Top of EXTRACTED MATERIAL

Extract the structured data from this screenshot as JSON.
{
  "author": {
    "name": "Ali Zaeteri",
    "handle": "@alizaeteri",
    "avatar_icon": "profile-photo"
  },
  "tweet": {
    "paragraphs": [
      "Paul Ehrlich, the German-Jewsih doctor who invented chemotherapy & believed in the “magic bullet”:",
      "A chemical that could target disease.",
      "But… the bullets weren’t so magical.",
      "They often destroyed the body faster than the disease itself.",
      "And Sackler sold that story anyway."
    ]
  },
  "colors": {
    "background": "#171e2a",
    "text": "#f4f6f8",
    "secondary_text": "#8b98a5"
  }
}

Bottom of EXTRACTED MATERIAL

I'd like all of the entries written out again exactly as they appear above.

Extract the structured data from this screenshot as JSON.
{
  "author": {
    "name": "Ali Zaeteri",
    "handle": "@alizaeteri",
    "avatar_icon": "profile-photo"
  },
  "tweet": {
    "paragraphs": [
      "Paul Ehrlich, the German-Jewsih doctor who invented chemotherapy & believed in the “magic bullet”:",
      "A chemical that could target disease.",
      "But… the bullets weren’t so magical.",
      "They often destroyed the body faster than the disease itself.",
      "And Sackler sold that story anyway."
    ]
  },
  "colors": {
    "background": "#171e2a",
    "text": "#f4f6f8",
    "secondary_text": "#8b98a5"
  }
}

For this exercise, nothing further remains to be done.